SPOT GOLD dipped from a two-day high early Thursday, recording an AM Fix in London of $910.85 – some $3 per ounce above the February average so far – as Asian stock markets closed sharply higher.
Far Eastern equities leapt on news that Japan’s economy grew twice-as-fast as expected at the end of 2007, led by strong exports to other Asian economies.
In China’s booming Gold Market, net investment demand from private individuals rose 68% to a record 24 tonnes in 2007, reported the World Gold Council yesterday.
Combined with a 20% increase in gold jewelry sales in the fourth quarter alone, that made the world’s fastest-growing economy the world No.2 for retail gold sales.
For today, "Gold continues in a consolidation pattern," says analysis from Mitsui, the precious metals dealer, "with the range at $880 to $935. A break of either side should give short term direction."
"We suspect the market may soon tire if a new high is not achieved," adds today’s note from Scotia Mocatta, the London bullion bank, "exposing gold to greater profit-taking.
"With the US Dollar exhibiting greater stability – and the market for government inflation-protected securities not currently suggestive of a US inflationary scare that would typically benefit the precious metal – there are reasons to be cautious."
The threat of a real "inflationary scare" continued to mount early Thursday, however, as crude oil prices rose 0.7% towards $94 per barrel on the news of strong Japanese growth.
Aluminum output in South Africa may also be hit by a complete energy buy-back of smelting power supplies by Eskom, the state-owned utility, according to a Reuters report.
Struggling to fix the country’s month-long power crisis, Eskom has now restored only 90% of the mining industry’s requirement, denting gold output and pushing platinum prices above $2,000 per ounce for the second day running early Thursday.
Formerly the world’s No.1 gold producer, South Africa saw gold output drop 6.5% in 2007. AngloGold Ashanti, the country’s top producer, now fears a $363 million shortfall in its 2008 production.
In the platinum market – where South Africa remains the world No.1 – "the supply-demand balance was already extremely tight," says Frederic Panizzutti at MKS Finance, the precious metals financier. "Additional shortages are going to tighten the market further."
Yukuji Sonoda of Daiichi Commodities in Tokyo reports that Japanese car-makers are "unwillingly" building six-month stockpiles of platinum for use in catalytic converters.

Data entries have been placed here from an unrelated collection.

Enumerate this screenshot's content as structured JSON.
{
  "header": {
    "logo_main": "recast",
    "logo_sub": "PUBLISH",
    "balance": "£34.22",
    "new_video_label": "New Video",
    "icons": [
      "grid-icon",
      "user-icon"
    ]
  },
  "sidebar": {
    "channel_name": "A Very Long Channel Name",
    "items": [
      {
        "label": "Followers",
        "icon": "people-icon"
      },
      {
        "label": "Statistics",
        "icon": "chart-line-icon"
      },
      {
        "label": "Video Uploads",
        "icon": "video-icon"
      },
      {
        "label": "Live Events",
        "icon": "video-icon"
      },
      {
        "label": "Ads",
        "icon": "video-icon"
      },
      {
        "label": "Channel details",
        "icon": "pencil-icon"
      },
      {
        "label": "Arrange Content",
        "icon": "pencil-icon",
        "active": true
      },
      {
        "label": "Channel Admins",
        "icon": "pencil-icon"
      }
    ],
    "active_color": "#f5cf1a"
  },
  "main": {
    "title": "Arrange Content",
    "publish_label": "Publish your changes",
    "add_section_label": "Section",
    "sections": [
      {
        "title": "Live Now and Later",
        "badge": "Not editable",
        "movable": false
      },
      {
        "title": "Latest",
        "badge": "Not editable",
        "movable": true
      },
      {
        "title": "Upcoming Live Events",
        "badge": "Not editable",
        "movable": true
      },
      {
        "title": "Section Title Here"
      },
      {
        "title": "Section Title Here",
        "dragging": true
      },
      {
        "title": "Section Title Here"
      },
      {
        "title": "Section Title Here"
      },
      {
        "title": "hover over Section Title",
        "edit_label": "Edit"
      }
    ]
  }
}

Elsewhere, the Euro rose above $1.4600 for the first time in a week, capping the Gold Price in Euros below €625 per ounce.
For British investors wanting to Buy Gold today, the price held beneath £463 per ounce as the Pound Sterling rose above $1.9700 to the Dollar.
Sterling has now recovered half of this month’s 3% losses, despite surging consumer and industrial price inflation and "a marked slowing in growth in the near term" forecast by the Bank of England yesterday.
Back in the Gold Investment market, "I think in the Chinese market tends to view the fluctuation in Gold Prices quite differently from those in the Indian market," said Matt Graydon of the World Gold Council to MoneyWeb’s Power Hour radio show in South Africa last night.
Indian consumers – sensitive as much to volatility as strong prices – slashed their Gold Buying at the end of last year, cutting their fourth-quarter purchases by 64% in volume terms on the WGC’s analysis.
That took growth in the world’s No.1 market from 16% year-on-year at the end of Sept. to just 7% for 2007 as a whole.
"The outlook while Gold Prices are high is not positive for the jewelry sector as a whole," believes Graydon, "but the Chinese market at the moment is very, very strong."
Worldwide gold investment demand hit a record $8 billion (net) over the last three months of last year, the WGC also reports. In tonnage terms, however, investors reduced their Gold Buying by 39% from the fourth-quarter of 2006. Industrial gold demand meantime rose 2% to a total of 465 tonnes for 2007.
The fastest-growing gold jewelry market last year was Russia, which saw fourth-quarter demand rise by 25% in US Dollar terms and by 11% in volume to 77 tonnes.